What It Was Like Watching An Innocent Black Man Become America's Most Wanted In The Dallas Shooting
When I heard that two police officers had been shot during a Dallas protest, my first thought was, "Please don't let the shooter be black." But he was, and then, he wasn't. The Dallas Police Department wrongfully published a suspect's photo all over the internet and sent it to their local (and eventually national) news broadcasts. But the black man in the photos, Mark Hughes, was one of the hundreds of peaceful protesters that Thursday night. In fact, his brother Cory had organized the Black Lives Matter protest. He was not a suspect at all, and the DPD had no legitimate basis to accuse him of such.
I didn't want the Dallas shooter to be black because I feared what that would do for Black Lives Matter arguments and progress. If the shooter was black (and one still might be), I worried how that would perpetuate stereotypes of "inherently violent and dangerous" black people. I worried that people would use this incident to justify the police-involved murders of innocent black people around the country.
In the photo from the protest, Hughes is wearing a camouflage shirt and he has a rifle strapped around his body. Hughes is a licensed gun owner, so, thanks to Dallas' gun laws, he was legally permitted to openly carry his weapon during the protest. But if the DPD had communicated with one another at all on this matter — on the very serious matter of correctly publishing information about a suspect — they would have realized that Hughes voluntarily handed his gun over to a police officer after the shooting happened. He didn't want to be accused of being involved. He didn't want a police officer to see him with a weapon, one that he was legally licensed to own and to carry, and to open fire on him after making the wrongful assumption that he was involved in the shooting against the police.
But despite following the law and even taking extra precautions to avoid confusion, the DPD publicly criminalized Hughes and called for a national witch hunt in search of a "suspect" who was anything but a suspect.
My first thought upon seeing this photo, "What if they're wrong?" And they were. We live in a world in which 123 black people have been fatally shot by police in 2016, and for a hell of a lot less than being accused of shooting 10 police officers in a single evening. By spreading Hughes' photo to a national audience and accusing him of this horrific attack against law enforcement, the DPD put a direct, life-threatening target on Hughes.
That original tweet from DPD was posted at 10:52 p.m. CT. At 10:55 p.m. CT, another Twitter used tweeted DPD in what he clearly assumed was "helpful evidence" and further tried to prosecute a black man of a crime against law enforcement when this man was peacefully following the law.
At 11 p.m. CT, just five minutes later, an ABC affiliate in Dallas jumped on the opportunity to further spread Hughes' photo and information, thus expanding the national hunt for Hughes and, ultimately, his body.
"But what if they're wrong?" I thought again, this time with amplified fear and anxiety, especially as the number of injured officers increased from two to 10, and especially when the fifth officer was pronounced dead.

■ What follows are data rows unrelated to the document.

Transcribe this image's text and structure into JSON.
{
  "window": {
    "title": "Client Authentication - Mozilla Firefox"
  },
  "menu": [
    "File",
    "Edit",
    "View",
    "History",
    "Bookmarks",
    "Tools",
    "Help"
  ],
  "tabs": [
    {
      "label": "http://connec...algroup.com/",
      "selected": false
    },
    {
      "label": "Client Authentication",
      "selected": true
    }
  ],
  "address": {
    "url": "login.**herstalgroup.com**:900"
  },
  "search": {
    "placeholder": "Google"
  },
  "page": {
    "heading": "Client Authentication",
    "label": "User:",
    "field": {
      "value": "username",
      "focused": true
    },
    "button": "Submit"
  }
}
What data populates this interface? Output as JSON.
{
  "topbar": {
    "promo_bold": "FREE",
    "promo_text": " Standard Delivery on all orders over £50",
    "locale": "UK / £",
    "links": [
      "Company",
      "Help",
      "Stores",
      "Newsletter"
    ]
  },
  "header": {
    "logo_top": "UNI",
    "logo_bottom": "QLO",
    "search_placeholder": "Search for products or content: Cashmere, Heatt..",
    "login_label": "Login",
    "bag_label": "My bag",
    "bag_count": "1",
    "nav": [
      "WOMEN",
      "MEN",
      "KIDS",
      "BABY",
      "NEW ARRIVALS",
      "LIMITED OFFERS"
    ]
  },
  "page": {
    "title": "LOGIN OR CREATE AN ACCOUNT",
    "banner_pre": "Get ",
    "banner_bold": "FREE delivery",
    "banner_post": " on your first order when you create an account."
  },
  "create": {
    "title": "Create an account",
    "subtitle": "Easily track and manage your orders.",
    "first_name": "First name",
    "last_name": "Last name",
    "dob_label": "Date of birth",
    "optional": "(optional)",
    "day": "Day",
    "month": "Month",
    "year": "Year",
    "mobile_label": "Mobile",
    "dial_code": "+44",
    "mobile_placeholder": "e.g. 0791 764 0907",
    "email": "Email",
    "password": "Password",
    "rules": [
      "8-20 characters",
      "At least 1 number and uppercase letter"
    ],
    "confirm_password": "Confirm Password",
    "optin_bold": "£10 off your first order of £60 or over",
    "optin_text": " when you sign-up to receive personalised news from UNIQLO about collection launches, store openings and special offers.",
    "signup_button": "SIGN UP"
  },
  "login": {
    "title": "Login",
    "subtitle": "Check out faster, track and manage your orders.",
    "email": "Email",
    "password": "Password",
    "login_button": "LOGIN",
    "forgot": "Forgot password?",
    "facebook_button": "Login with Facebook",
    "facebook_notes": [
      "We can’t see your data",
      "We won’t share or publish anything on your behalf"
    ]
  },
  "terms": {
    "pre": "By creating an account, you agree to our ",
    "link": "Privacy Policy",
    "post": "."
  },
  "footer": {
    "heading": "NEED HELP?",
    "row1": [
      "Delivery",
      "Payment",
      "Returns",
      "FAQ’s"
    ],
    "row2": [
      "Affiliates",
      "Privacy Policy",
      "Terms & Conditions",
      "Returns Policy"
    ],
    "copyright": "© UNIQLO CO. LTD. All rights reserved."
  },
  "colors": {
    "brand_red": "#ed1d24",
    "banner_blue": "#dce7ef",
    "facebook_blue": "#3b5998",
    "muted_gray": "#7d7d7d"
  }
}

It was horrifying to think that Hughes, a black man, would carry out this calculated attack against police officers at a peaceful protest organized by Black Lives Matter activists. But it was more horrifying to think that the media and the DPD got it wrong, and that with zero regard for Hughes' life and every regard for the color of his skin, yet another innocent black man was thrown into the national spotlight and destined to be killed too soon because of the inherent "threat" posed by his blackness.
And then the truth started to come out that Hughes, despite his black skin and licensed gun, was not a suspect at all.
Hughes' brother, Cory, ran to news reporters on the scene as soon as he heard that his brother's face was being plastered all over the national media in connection with the Dallas shootings. Hughes went from a peaceful, Black Lives Matter activist to America's Most Wanted in a matter of minutes.
I'm not saying that I would feel comfortable at a protest with people openly carrying guns, but I'm also just someone who is generally uncomfortable about guns. But, as Cory told the reporter who asked why his brother was carrying a gun at the peaceful protest, "It is his right." Just as it was Sterling's right in Louisiana and Castile's right in Minnesota to legally carry a gun, but those men were killed for following their states' gun laws, and Hughes could have been next.
The racial tensions in America have heightened over the last few years as police-involved murders of black men, women, and children have shaken our nation to its core. Peaceful protests are one way to try to bring communities together after these senseless killings. But, as we saw Thursday night with the Dallas protest shootings, there remains an inherent, nasty breed of racism in many Americans when it comes to associating blackness with a level of perceived threat and distrust.
Hughes handed his gun over to a police officer and they exchanged business cards so that Hughes could retrieve his gun at a later date. But Hughes' accusers at the DPD didn't question if he had a license to carry. They didn't stop to follow up with other DPD officers to confirm whether or not Hughes had willingly given up his gun after he recognized the severity of the situation. Instead, they saw an easy target: a black man in a camouflage t-shirt carrying a weapon in public (in a state that has liberal open carry laws, mind you). They saw a black man whose life didn't matter.